»»
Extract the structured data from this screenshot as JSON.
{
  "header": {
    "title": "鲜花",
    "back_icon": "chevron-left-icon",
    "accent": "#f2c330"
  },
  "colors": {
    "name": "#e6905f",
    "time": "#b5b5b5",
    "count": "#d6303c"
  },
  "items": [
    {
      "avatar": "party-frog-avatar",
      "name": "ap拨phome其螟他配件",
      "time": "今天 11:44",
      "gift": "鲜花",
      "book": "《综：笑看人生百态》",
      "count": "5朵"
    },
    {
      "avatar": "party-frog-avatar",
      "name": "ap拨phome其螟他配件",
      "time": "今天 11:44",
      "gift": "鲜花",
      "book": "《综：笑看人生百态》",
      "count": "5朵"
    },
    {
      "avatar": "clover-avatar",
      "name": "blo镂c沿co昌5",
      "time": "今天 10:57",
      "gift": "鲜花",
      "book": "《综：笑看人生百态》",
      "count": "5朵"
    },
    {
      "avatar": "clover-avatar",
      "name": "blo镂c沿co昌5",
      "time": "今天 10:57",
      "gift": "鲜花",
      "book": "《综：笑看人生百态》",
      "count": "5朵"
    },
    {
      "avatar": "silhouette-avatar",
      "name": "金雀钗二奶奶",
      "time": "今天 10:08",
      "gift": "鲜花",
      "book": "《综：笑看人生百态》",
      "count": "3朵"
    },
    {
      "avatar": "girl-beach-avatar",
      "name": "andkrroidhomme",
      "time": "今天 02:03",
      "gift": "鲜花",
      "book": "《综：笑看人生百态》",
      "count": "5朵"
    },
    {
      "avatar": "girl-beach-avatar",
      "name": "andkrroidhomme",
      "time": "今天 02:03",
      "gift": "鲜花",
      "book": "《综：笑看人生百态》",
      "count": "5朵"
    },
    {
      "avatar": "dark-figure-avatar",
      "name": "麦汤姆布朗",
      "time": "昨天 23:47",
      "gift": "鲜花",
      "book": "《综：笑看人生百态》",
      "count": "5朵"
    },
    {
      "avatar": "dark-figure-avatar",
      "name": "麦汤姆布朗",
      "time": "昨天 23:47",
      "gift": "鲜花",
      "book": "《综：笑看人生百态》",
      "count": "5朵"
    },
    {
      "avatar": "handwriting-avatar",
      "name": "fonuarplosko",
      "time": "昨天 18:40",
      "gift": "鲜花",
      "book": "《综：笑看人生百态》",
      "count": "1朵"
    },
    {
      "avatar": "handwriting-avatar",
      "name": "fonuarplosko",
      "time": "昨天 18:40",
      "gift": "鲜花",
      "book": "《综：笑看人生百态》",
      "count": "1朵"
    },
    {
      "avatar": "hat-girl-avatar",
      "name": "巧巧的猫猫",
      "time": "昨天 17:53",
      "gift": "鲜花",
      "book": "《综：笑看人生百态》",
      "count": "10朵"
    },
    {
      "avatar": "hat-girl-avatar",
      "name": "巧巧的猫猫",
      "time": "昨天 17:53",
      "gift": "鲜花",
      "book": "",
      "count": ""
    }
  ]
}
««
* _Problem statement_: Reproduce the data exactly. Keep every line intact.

* _Exercise answer_:
Extract the structured data from this screenshot as JSON.
{
  "header": {
    "title": "鲜花",
    "back_icon": "chevron-left-icon",
    "accent": "#f2c330"
  },
  "colors": {
    "name": "#e6905f",
    "time": "#b5b5b5",
    "count": "#d6303c"
  },
  "items": [
    {
      "avatar": "party-frog-avatar",
      "name": "ap拨phome其螟他配件",
      "time": "今天 11:44",
      "gift": "鲜花",
      "book": "《综：笑看人生百态》",
      "count": "5朵"
    },
    {
      "avatar": "party-frog-avatar",
      "name": "ap拨phome其螟他配件",
      "time": "今天 11:44",
      "gift": "鲜花",
      "book": "《综：笑看人生百态》",
      "count": "5朵"
    },
    {
      "avatar": "clover-avatar",
      "name": "blo镂c沿co昌5",
      "time": "今天 10:57",
      "gift": "鲜花",
      "book": "《综：笑看人生百态》",
      "count": "5朵"
    },
    {
      "avatar": "clover-avatar",
      "name": "blo镂c沿co昌5",
      "time": "今天 10:57",
      "gift": "鲜花",
      "book": "《综：笑看人生百态》",
      "count": "5朵"
    },
    {
      "avatar": "silhouette-avatar",
      "name": "金雀钗二奶奶",
      "time": "今天 10:08",
      "gift": "鲜花",
      "book": "《综：笑看人生百态》",
      "count": "3朵"
    },
    {
      "avatar": "girl-beach-avatar",
      "name": "andkrroidhomme",
      "time": "今天 02:03",
      "gift": "鲜花",
      "book": "《综：笑看人生百态》",
      "count": "5朵"
    },
    {
      "avatar": "girl-beach-avatar",
      "name": "andkrroidhomme",
      "time": "今天 02:03",
      "gift": "鲜花",
      "book": "《综：笑看人生百态》",
      "count": "5朵"
    },
    {
      "avatar": "dark-figure-avatar",
      "name": "麦汤姆布朗",
      "time": "昨天 23:47",
      "gift": "鲜花",
      "book": "《综：笑看人生百态》",
      "count": "5朵"
    },
    {
      "avatar": "dark-figure-avatar",
      "name": "麦汤姆布朗",
      "time": "昨天 23:47",
      "gift": "鲜花",
      "book": "《综：笑看人生百态》",
      "count": "5朵"
    },
    {
      "avatar": "handwriting-avatar",
      "name": "fonuarplosko",
      "time": "昨天 18:40",
      "gift": "鲜花",
      "book": "《综：笑看人生百态》",
      "count": "1朵"
    },
    {
      "avatar": "handwriting-avatar",
      "name": "fonuarplosko",
      "time": "昨天 18:40",
      "gift": "鲜花",
      "book": "《综：笑看人生百态》",
      "count": "1朵"
    },
    {
      "avatar": "hat-girl-avatar",
      "name": "巧巧的猫猫",
      "time": "昨天 17:53",
      "gift": "鲜花",
      "book": "《综：笑看人生百态》",
      "count": "10朵"
    },
    {
      "avatar": "hat-girl-avatar",
      "name": "巧巧的猫猫",
      "time": "昨天 17:53",
      "gift": "鲜花",
      "book": "",
      "count": ""
    }
  ]
}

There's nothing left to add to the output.